Exercise instructions - Leave the pictures out and repeat the rest of the data below exactly.

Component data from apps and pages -
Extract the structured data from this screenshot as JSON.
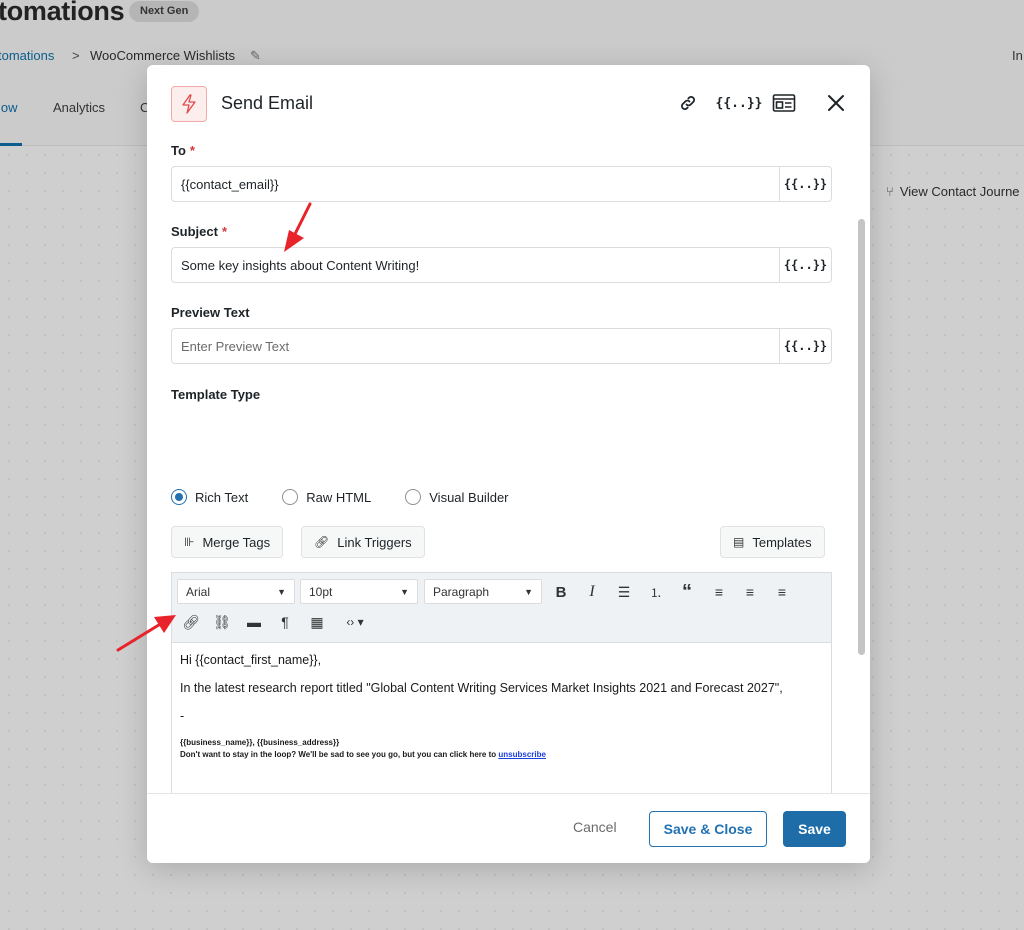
{
  "background": {
    "title": "tomations",
    "badge": "Next Gen",
    "breadcrumb_link": "tomations",
    "breadcrumb_sep": ">",
    "breadcrumb_current": "WooCommerce Wishlists",
    "right_text": "In",
    "tabs": {
      "active": "low",
      "analytics": "Analytics",
      "partial": "C"
    },
    "view_journey": "View Contact Journe"
  },
  "modal": {
    "title": "Send Email",
    "to": {
      "label": "To",
      "required": "*",
      "value": "{{contact_email}}"
    },
    "subject": {
      "label": "Subject",
      "required": "*",
      "value": "Some key insights about Content Writing!"
    },
    "preview": {
      "label": "Preview Text",
      "placeholder": "Enter Preview Text"
    },
    "merge_tag_symbol": "{{..}}",
    "template_type": {
      "label": "Template Type",
      "options": [
        "Rich Text",
        "Raw HTML",
        "Visual Builder"
      ],
      "selected": "Rich Text"
    },
    "tools": {
      "merge_tags": "Merge Tags",
      "link_triggers": "Link Triggers",
      "templates": "Templates"
    },
    "editor": {
      "font": "Arial",
      "size": "10pt",
      "block": "Paragraph",
      "line1": "Hi {{contact_first_name}},",
      "line2": "In the latest research report titled \"Global Content Writing Services Market Insights 2021 and Forecast 2027\",",
      "line3": "-",
      "footer_line1": "{{business_name}}, {{business_address}}",
      "footer_line2": "Don't want to stay in the loop? We'll be sad to see you go, but you can click here to",
      "unsubscribe": "unsubscribe"
    },
    "footer": {
      "cancel": "Cancel",
      "save_close": "Save & Close",
      "save": "Save"
    }
  },
  "colors": {
    "accent": "#2271b1",
    "danger": "#d63638",
    "annotation": "#e8232a"
  }
}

Your solution -
Extract the structured data from this screenshot as JSON.
{
  "background": {
    "title": "tomations",
    "badge": "Next Gen",
    "breadcrumb_link": "tomations",
    "breadcrumb_sep": ">",
    "breadcrumb_current": "WooCommerce Wishlists",
    "right_text": "In",
    "tabs": {
      "active": "low",
      "analytics": "Analytics",
      "partial": "C"
    },
    "view_journey": "View Contact Journe"
  },
  "modal": {
    "title": "Send Email",
    "to": {
      "label": "To",
      "required": "*",
      "value": "{{contact_email}}"
    },
    "subject": {
      "label": "Subject",
      "required": "*",
      "value": "Some key insights about Content Writing!"
    },
    "preview": {
      "label": "Preview Text",
      "placeholder": "Enter Preview Text"
    },
    "merge_tag_symbol": "{{..}}",
    "template_type": {
      "label": "Template Type",
      "options": [
        "Rich Text",
        "Raw HTML",
        "Visual Builder"
      ],
      "selected": "Rich Text"
    },
    "tools": {
      "merge_tags": "Merge Tags",
      "link_triggers": "Link Triggers",
      "templates": "Templates"
    },
    "editor": {
      "font": "Arial",
      "size": "10pt",
      "block": "Paragraph",
      "line1": "Hi {{contact_first_name}},",
      "line2": "In the latest research report titled \"Global Content Writing Services Market Insights 2021 and Forecast 2027\",",
      "line3": "-",
      "footer_line1": "{{business_name}}, {{business_address}}",
      "footer_line2": "Don't want to stay in the loop? We'll be sad to see you go, but you can click here to",
      "unsubscribe": "unsubscribe"
    },
    "footer": {
      "cancel": "Cancel",
      "save_close": "Save & Close",
      "save": "Save"
    }
  },
  "colors": {
    "accent": "#2271b1",
    "danger": "#d63638",
    "annotation": "#e8232a"
  }
}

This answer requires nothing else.